His eyes welled up with tears for what it would cost him to do this to his childhood companion. The only one who had repeatedly rescued him from the bullying of some of the very Slytherins he had allied himself with now. The one who had tutored him through the worst of Transfiguration and helped him to become the Animagus that he was. His heart felt as though it were being squeezed into a space for too small for it to beat. The constriction was making it hard to breathe and harder to think. He didn’t want any of this. He didn’t want this role. But it had come to him and now it ached and gnawed and crawled around under his skin.
He looked at James and nodded, “Of course, my friend. Anything for Prongs.” His voice trailed off with a little uncomfortable laugh as his throat dried up. His stomach and intestines felt as if they were wringing themselves out of his gut. The whirring of his fear came buzzing into his ears. Not for himself. For the first time, his fear expanded to include this man before his and his young family who were most certainly going to die. This was not how his life was supposed to have gone.
James took Peter’s symptoms in and labeled them nerves because of the enormous task set before him and thumped him on the shoulder, just once. There was not a trace of doubt in his features when he assured him, “It will come right in the end, Peter. We’re going to make it out of this.”
Peter, for his part, wished fervently that that were true.

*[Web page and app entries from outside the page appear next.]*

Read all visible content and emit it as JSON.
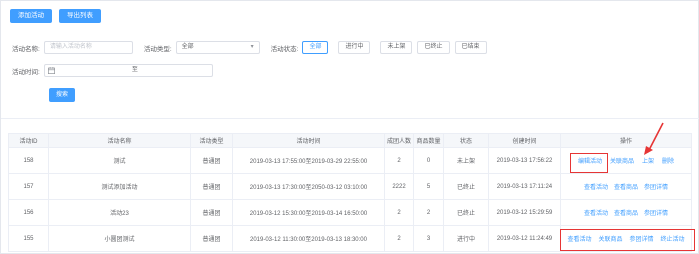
{
  "toolbar": {
    "add_label": "添加活动",
    "export_label": "导出列表"
  },
  "filters": {
    "name_label": "活动名称:",
    "name_placeholder": "请输入活动名称",
    "type_label": "活动类型:",
    "type_value": "全部",
    "status_label": "活动状态:",
    "statuses": [
      "全部",
      "进行中",
      "未上架",
      "已终止",
      "已结束"
    ],
    "time_label": "活动时间:",
    "range_separator": "至",
    "search_label": "搜索"
  },
  "table": {
    "headers": [
      "活动ID",
      "活动名称",
      "活动类型",
      "活动时间",
      "成团人数",
      "商品数量",
      "状态",
      "创建时间",
      "操作"
    ],
    "rows": [
      {
        "id": "158",
        "name": "测试",
        "type": "普通团",
        "time": "2019-03-13 17:55:00至2019-03-29 22:55:00",
        "people": "2",
        "goods": "0",
        "status": "未上架",
        "created": "2019-03-13 17:56:22",
        "ops": [
          "编辑活动",
          "关联商品",
          "上架",
          "删除"
        ]
      },
      {
        "id": "157",
        "name": "测试添加活动",
        "type": "普通团",
        "time": "2019-03-13 17:30:00至2050-03-12 03:10:00",
        "people": "2222",
        "goods": "5",
        "status": "已终止",
        "created": "2019-03-13 17:11:24",
        "ops": [
          "查看活动",
          "查看商品",
          "参团详情"
        ]
      },
      {
        "id": "156",
        "name": "活动23",
        "type": "普通团",
        "time": "2019-03-12 15:30:00至2019-03-14 16:50:00",
        "people": "2",
        "goods": "2",
        "status": "已终止",
        "created": "2019-03-12 15:29:59",
        "ops": [
          "查看活动",
          "查看商品",
          "参团详情"
        ]
      },
      {
        "id": "155",
        "name": "小圆团测试",
        "type": "普通团",
        "time": "2019-03-12 11:30:00至2019-03-13 18:30:00",
        "people": "2",
        "goods": "3",
        "status": "进行中",
        "created": "2019-03-12 11:24:49",
        "ops": [
          "查看活动",
          "关联商品",
          "参团详情",
          "终止活动"
        ]
      }
    ]
  },
  "colors": {
    "primary": "#409eff",
    "highlight": "#e63535"
  },
  "icons": {
    "date": "calendar-icon",
    "select": "chevron-down-icon"
  }
}
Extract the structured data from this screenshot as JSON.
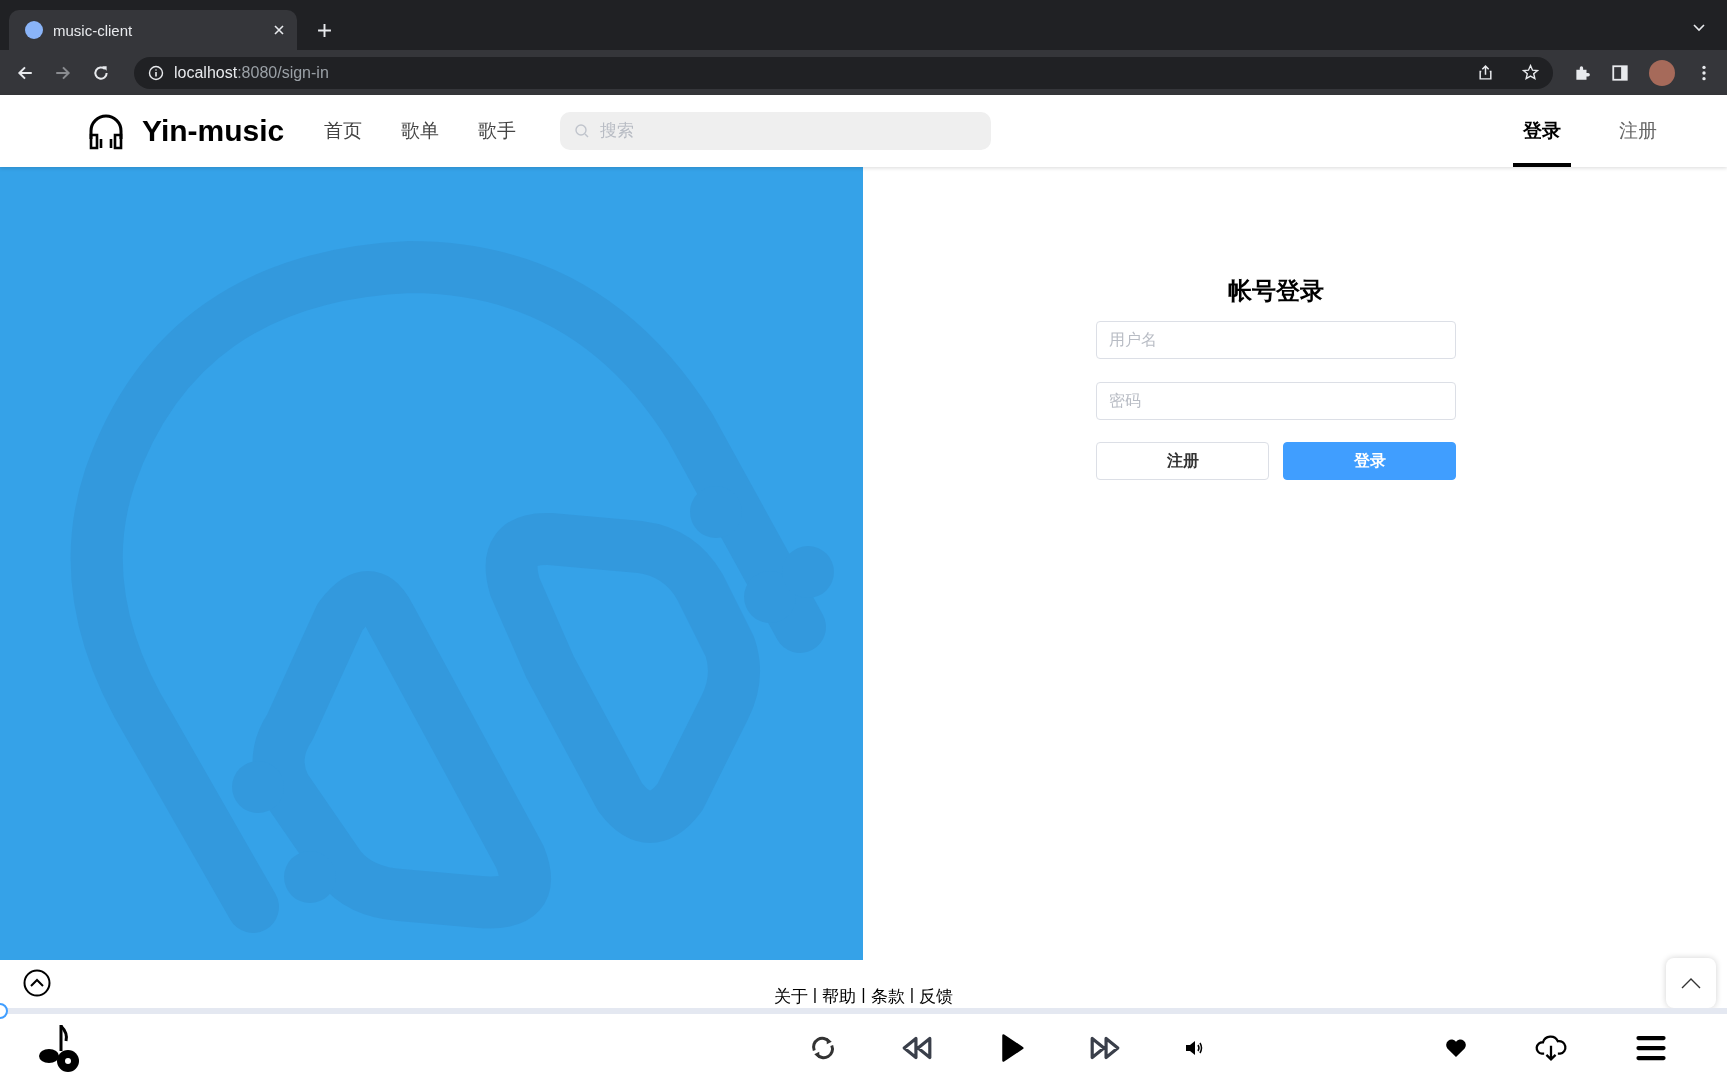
{
  "browser": {
    "tab": {
      "title": "music-client"
    },
    "url": {
      "host": "localhost",
      "path": ":8080/sign-in"
    }
  },
  "header": {
    "brand": "Yin-music",
    "nav": [
      {
        "label": "首页"
      },
      {
        "label": "歌单"
      },
      {
        "label": "歌手"
      }
    ],
    "search": {
      "placeholder": "搜索"
    },
    "auth_tabs": [
      {
        "label": "登录",
        "selected": true
      },
      {
        "label": "注册",
        "selected": false
      }
    ]
  },
  "login": {
    "title": "帐号登录",
    "fields": [
      {
        "placeholder": "用户名"
      },
      {
        "placeholder": "密码"
      }
    ],
    "buttons": [
      {
        "label": "注册",
        "kind": "secondary"
      },
      {
        "label": "登录",
        "kind": "primary"
      }
    ]
  },
  "footer": {
    "links": [
      "关于",
      "帮助",
      "条款",
      "反馈"
    ],
    "separator": "|"
  },
  "player": {
    "progress": {
      "level": 0
    }
  }
}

Scabbers, when he did remember, tried to step away from the rest of the events that had occurred after this moment. He pretended that things had not spun so wildly out of control from the day he agreed to become secret keeper. He selectively forgot that he had taken this information to the Dark Lord, who had acted on it. He forgot that his friend, who had trusted him implicitly with his life, had died on the threshold of his home, protecting what had mattered most to him. He forgot that Sirius had figured it all out and come looking for him on the streets that day, fueled by the howling, snarling, biting anger of betrayal and a shot of fire whiskey. He forgot that Remus, now bereft of three friends, wandered alone and incapable of keeping a job in their world. But mostly, he tried to forget how Harry Potter, the boy who lived, was the best friend of his “owner.”
The thing that struck him most, when he looked back, was that James hadn’t truly known him well enough to see it written on his face. Peter was under no illusions of grandeur. He knew that he could not have fooled Dumbledore, or even the Dark Lord, who was far less perceptive in some ways. How then did he fool the man who had been his friend since he was eleven? Had James ever really known him?
He knew that he had latched on to these powerful boys to protect himself. He knew that he was weak, a coward. But he had never known why they kept him around. In his waking hours, it was what haunted him most of all. Had any of them really known who he was? Or had they been so preoccupied that they just ignored that he followed them, idolized them? Did any of them ever really see him?
BANG. BANG. BANG.
Peter shifted his small rat head farther under the pillow so as not to hear that infernal noise so directly. It was too strong for his sensitive ears to manage. That was the thing about his life. He had surrounded himself with powerful people and forces too strong to control. And, much to his continued sorrow, far too strong to ever let him forget.